● **Instructions to follow**:
Please retype all of the records below word for word, leaving out any pictures.

# # #

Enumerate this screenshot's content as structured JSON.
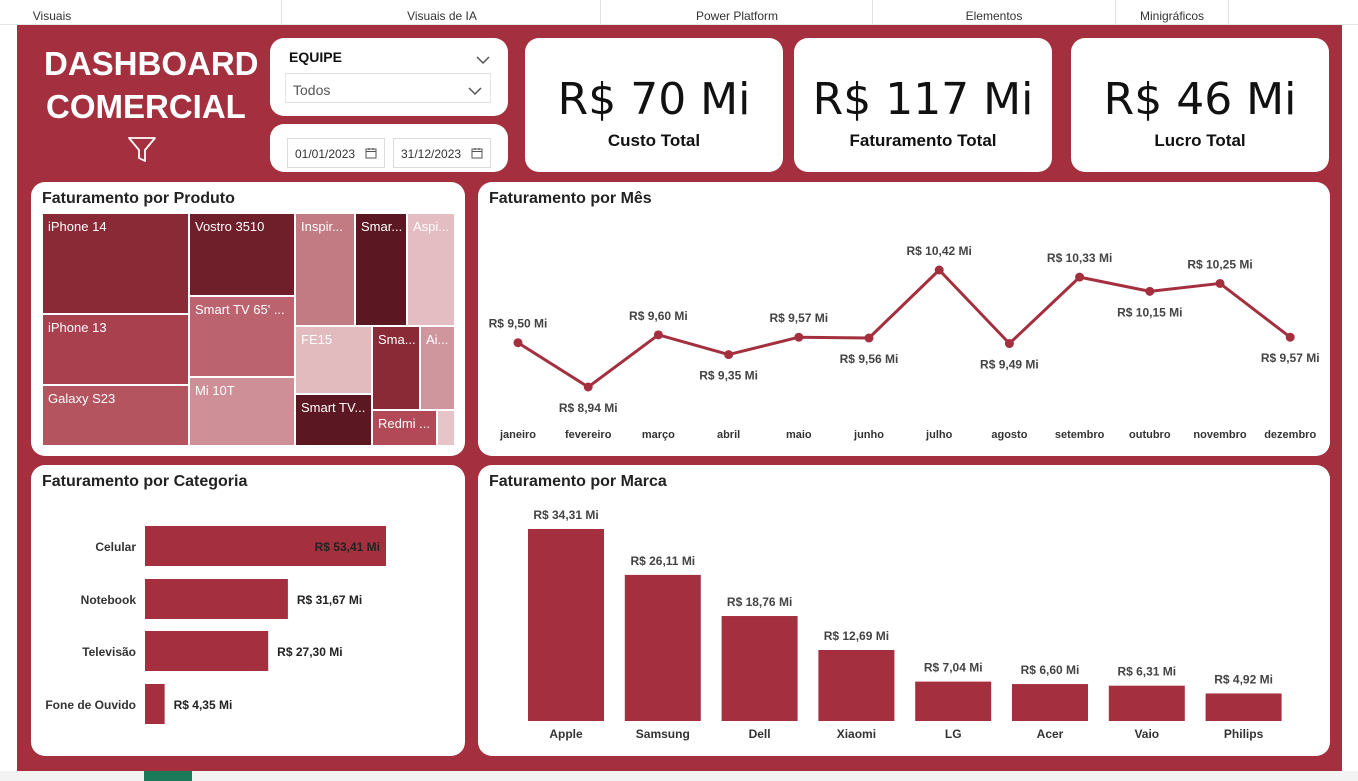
{
  "ribbon": {
    "tabs": [
      "Visuais",
      "Visuais de IA",
      "Power Platform",
      "Elementos",
      "Minigráficos"
    ]
  },
  "header": {
    "title_line1": "DASHBOARD",
    "title_line2": "COMERCIAL"
  },
  "slicer": {
    "title": "EQUIPE",
    "value": "Todos",
    "date_start": "01/01/2023",
    "date_end": "31/12/2023"
  },
  "kpis": [
    {
      "value": "R$ 70 Mi",
      "label": "Custo Total"
    },
    {
      "value": "R$ 117 Mi",
      "label": "Faturamento Total"
    },
    {
      "value": "R$ 46 Mi",
      "label": "Lucro Total"
    }
  ],
  "panels": {
    "produto": "Faturamento por Produto",
    "mes": "Faturamento por Mês",
    "categoria": "Faturamento por Categoria",
    "marca": "Faturamento por Marca"
  },
  "treemap": {
    "items": [
      {
        "label": "iPhone 14",
        "color": "#8a2a36"
      },
      {
        "label": "iPhone 13",
        "color": "#a8404e"
      },
      {
        "label": "Galaxy S23",
        "color": "#b4545f"
      },
      {
        "label": "Vostro 3510",
        "color": "#6e1f2a"
      },
      {
        "label": "Smart TV 65' ...",
        "color": "#bb6470"
      },
      {
        "label": "Mi 10T",
        "color": "#cf8f97"
      },
      {
        "label": "Inspir...",
        "color": "#c27a83"
      },
      {
        "label": "Smar...",
        "color": "#5c1822"
      },
      {
        "label": "Aspi...",
        "color": "#e3bdc2"
      },
      {
        "label": "FE15",
        "color": "#e2bbbf"
      },
      {
        "label": "Sma...",
        "color": "#8a2a36"
      },
      {
        "label": "Ai...",
        "color": "#d0969d"
      },
      {
        "label": "Smart TV...",
        "color": "#5c1822"
      },
      {
        "label": "Redmi ...",
        "color": "#b14a56"
      },
      {
        "label": "",
        "color": "#e6c4c8"
      }
    ]
  },
  "chart_data": [
    {
      "type": "line",
      "title": "Faturamento por Mês",
      "categories": [
        "janeiro",
        "fevereiro",
        "março",
        "abril",
        "maio",
        "junho",
        "julho",
        "agosto",
        "setembro",
        "outubro",
        "novembro",
        "dezembro"
      ],
      "values": [
        9.5,
        8.94,
        9.6,
        9.35,
        9.57,
        9.56,
        10.42,
        9.49,
        10.33,
        10.15,
        10.25,
        9.57
      ],
      "data_labels": [
        "R$ 9,50 Mi",
        "R$ 8,94 Mi",
        "R$ 9,60 Mi",
        "R$ 9,35 Mi",
        "R$ 9,57 Mi",
        "R$ 9,56 Mi",
        "R$ 10,42 Mi",
        "R$ 9,49 Mi",
        "R$ 10,33 Mi",
        "R$ 10,15 Mi",
        "R$ 10,25 Mi",
        "R$ 9,57 Mi"
      ],
      "color": "#a4303f",
      "grid": false
    },
    {
      "type": "bar",
      "orientation": "horizontal",
      "title": "Faturamento por Categoria",
      "categories": [
        "Celular",
        "Notebook",
        "Televisão",
        "Fone de Ouvido"
      ],
      "values": [
        53.41,
        31.67,
        27.3,
        4.35
      ],
      "data_labels": [
        "R$ 53,41 Mi",
        "R$ 31,67 Mi",
        "R$ 27,30 Mi",
        "R$ 4,35 Mi"
      ],
      "color": "#a4303f",
      "grid": false
    },
    {
      "type": "bar",
      "orientation": "vertical",
      "title": "Faturamento por Marca",
      "categories": [
        "Apple",
        "Samsung",
        "Dell",
        "Xiaomi",
        "LG",
        "Acer",
        "Vaio",
        "Philips"
      ],
      "values": [
        34.31,
        26.11,
        18.76,
        12.69,
        7.04,
        6.6,
        6.31,
        4.92
      ],
      "data_labels": [
        "R$ 34,31 Mi",
        "R$ 26,11 Mi",
        "R$ 18,76 Mi",
        "R$ 12,69 Mi",
        "R$ 7,04 Mi",
        "R$ 6,60 Mi",
        "R$ 6,31 Mi",
        "R$ 4,92 Mi"
      ],
      "color": "#a4303f",
      "grid": false
    }
  ]
}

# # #

● **Expected answer**:
Enumerate this screenshot's content as structured JSON.
{
  "ribbon": {
    "tabs": [
      "Visuais",
      "Visuais de IA",
      "Power Platform",
      "Elementos",
      "Minigráficos"
    ]
  },
  "header": {
    "title_line1": "DASHBOARD",
    "title_line2": "COMERCIAL"
  },
  "slicer": {
    "title": "EQUIPE",
    "value": "Todos",
    "date_start": "01/01/2023",
    "date_end": "31/12/2023"
  },
  "kpis": [
    {
      "value": "R$ 70 Mi",
      "label": "Custo Total"
    },
    {
      "value": "R$ 117 Mi",
      "label": "Faturamento Total"
    },
    {
      "value": "R$ 46 Mi",
      "label": "Lucro Total"
    }
  ],
  "panels": {
    "produto": "Faturamento por Produto",
    "mes": "Faturamento por Mês",
    "categoria": "Faturamento por Categoria",
    "marca": "Faturamento por Marca"
  },
  "treemap": {
    "items": [
      {
        "label": "iPhone 14",
        "color": "#8a2a36"
      },
      {
        "label": "iPhone 13",
        "color": "#a8404e"
      },
      {
        "label": "Galaxy S23",
        "color": "#b4545f"
      },
      {
        "label": "Vostro 3510",
        "color": "#6e1f2a"
      },
      {
        "label": "Smart TV 65' ...",
        "color": "#bb6470"
      },
      {
        "label": "Mi 10T",
        "color": "#cf8f97"
      },
      {
        "label": "Inspir...",
        "color": "#c27a83"
      },
      {
        "label": "Smar...",
        "color": "#5c1822"
      },
      {
        "label": "Aspi...",
        "color": "#e3bdc2"
      },
      {
        "label": "FE15",
        "color": "#e2bbbf"
      },
      {
        "label": "Sma...",
        "color": "#8a2a36"
      },
      {
        "label": "Ai...",
        "color": "#d0969d"
      },
      {
        "label": "Smart TV...",
        "color": "#5c1822"
      },
      {
        "label": "Redmi ...",
        "color": "#b14a56"
      },
      {
        "label": "",
        "color": "#e6c4c8"
      }
    ]
  },
  "chart_data": [
    {
      "type": "line",
      "title": "Faturamento por Mês",
      "categories": [
        "janeiro",
        "fevereiro",
        "março",
        "abril",
        "maio",
        "junho",
        "julho",
        "agosto",
        "setembro",
        "outubro",
        "novembro",
        "dezembro"
      ],
      "values": [
        9.5,
        8.94,
        9.6,
        9.35,
        9.57,
        9.56,
        10.42,
        9.49,
        10.33,
        10.15,
        10.25,
        9.57
      ],
      "data_labels": [
        "R$ 9,50 Mi",
        "R$ 8,94 Mi",
        "R$ 9,60 Mi",
        "R$ 9,35 Mi",
        "R$ 9,57 Mi",
        "R$ 9,56 Mi",
        "R$ 10,42 Mi",
        "R$ 9,49 Mi",
        "R$ 10,33 Mi",
        "R$ 10,15 Mi",
        "R$ 10,25 Mi",
        "R$ 9,57 Mi"
      ],
      "color": "#a4303f",
      "grid": false
    },
    {
      "type": "bar",
      "orientation": "horizontal",
      "title": "Faturamento por Categoria",
      "categories": [
        "Celular",
        "Notebook",
        "Televisão",
        "Fone de Ouvido"
      ],
      "values": [
        53.41,
        31.67,
        27.3,
        4.35
      ],
      "data_labels": [
        "R$ 53,41 Mi",
        "R$ 31,67 Mi",
        "R$ 27,30 Mi",
        "R$ 4,35 Mi"
      ],
      "color": "#a4303f",
      "grid": false
    },
    {
      "type": "bar",
      "orientation": "vertical",
      "title": "Faturamento por Marca",
      "categories": [
        "Apple",
        "Samsung",
        "Dell",
        "Xiaomi",
        "LG",
        "Acer",
        "Vaio",
        "Philips"
      ],
      "values": [
        34.31,
        26.11,
        18.76,
        12.69,
        7.04,
        6.6,
        6.31,
        4.92
      ],
      "data_labels": [
        "R$ 34,31 Mi",
        "R$ 26,11 Mi",
        "R$ 18,76 Mi",
        "R$ 12,69 Mi",
        "R$ 7,04 Mi",
        "R$ 6,60 Mi",
        "R$ 6,31 Mi",
        "R$ 4,92 Mi"
      ],
      "color": "#a4303f",
      "grid": false
    }
  ]
}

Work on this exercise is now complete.